§ Aim of the exercise:
Count up the lines below that include the string "Bend" and report the number by itself.

(Website and app data records)
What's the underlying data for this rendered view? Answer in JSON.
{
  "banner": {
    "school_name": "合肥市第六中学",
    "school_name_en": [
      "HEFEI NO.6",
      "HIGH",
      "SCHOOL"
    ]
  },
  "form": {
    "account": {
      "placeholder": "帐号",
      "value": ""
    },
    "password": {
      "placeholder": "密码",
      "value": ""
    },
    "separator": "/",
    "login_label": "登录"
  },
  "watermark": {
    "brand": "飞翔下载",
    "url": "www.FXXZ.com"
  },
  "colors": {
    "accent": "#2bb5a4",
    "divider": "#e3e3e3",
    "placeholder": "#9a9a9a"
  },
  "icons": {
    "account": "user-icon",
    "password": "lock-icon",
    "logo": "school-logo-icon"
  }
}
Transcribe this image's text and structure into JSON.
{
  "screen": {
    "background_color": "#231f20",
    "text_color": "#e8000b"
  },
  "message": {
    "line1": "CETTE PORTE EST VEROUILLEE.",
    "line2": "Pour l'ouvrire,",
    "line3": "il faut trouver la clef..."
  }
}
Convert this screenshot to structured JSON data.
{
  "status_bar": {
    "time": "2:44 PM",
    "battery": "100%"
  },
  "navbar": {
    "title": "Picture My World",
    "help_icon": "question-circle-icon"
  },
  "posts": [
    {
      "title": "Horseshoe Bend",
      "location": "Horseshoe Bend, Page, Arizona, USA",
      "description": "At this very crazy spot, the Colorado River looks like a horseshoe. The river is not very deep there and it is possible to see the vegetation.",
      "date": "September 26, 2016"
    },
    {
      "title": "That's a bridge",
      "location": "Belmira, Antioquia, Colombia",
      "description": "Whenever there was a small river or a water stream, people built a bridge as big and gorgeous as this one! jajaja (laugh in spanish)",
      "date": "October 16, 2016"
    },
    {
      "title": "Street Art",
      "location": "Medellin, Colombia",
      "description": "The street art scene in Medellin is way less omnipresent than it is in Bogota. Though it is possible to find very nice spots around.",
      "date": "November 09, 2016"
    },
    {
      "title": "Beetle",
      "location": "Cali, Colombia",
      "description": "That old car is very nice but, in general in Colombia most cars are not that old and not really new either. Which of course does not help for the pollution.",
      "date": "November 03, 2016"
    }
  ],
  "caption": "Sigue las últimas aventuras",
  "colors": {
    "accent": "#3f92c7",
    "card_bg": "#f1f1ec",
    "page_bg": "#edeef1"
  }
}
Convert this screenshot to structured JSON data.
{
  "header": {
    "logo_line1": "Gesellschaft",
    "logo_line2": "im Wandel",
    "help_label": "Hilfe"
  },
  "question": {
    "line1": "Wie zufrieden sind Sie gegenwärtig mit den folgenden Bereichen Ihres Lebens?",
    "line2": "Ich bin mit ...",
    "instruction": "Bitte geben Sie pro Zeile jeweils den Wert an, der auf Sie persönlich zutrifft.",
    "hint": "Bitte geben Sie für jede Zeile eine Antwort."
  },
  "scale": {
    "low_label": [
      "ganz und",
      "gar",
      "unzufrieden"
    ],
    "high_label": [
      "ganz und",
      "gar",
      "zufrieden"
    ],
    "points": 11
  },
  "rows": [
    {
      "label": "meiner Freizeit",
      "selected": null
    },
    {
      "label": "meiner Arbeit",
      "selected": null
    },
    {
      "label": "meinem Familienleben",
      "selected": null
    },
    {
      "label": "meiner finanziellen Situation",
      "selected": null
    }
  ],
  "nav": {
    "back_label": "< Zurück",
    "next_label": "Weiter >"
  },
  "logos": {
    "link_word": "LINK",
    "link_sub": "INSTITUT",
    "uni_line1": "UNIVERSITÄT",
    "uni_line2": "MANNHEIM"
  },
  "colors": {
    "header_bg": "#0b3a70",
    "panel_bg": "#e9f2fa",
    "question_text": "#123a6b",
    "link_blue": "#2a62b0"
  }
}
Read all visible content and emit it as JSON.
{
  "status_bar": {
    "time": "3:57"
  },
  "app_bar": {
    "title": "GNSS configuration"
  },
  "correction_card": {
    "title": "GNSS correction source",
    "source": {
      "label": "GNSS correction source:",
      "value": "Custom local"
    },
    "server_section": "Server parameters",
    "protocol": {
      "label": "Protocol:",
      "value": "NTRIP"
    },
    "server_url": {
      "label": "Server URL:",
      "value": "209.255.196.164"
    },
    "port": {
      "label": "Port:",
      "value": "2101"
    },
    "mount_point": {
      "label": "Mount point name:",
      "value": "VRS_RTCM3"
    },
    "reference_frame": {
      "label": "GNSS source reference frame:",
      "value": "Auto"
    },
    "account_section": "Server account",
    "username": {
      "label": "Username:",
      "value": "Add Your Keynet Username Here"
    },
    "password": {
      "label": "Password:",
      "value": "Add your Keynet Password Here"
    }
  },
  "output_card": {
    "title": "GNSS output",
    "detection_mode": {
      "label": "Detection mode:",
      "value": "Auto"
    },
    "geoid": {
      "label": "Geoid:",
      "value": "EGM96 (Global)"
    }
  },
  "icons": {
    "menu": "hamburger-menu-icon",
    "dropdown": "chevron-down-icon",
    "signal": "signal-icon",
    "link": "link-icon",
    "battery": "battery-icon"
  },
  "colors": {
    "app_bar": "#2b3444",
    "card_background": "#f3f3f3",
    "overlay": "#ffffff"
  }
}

§ Problem solution:
2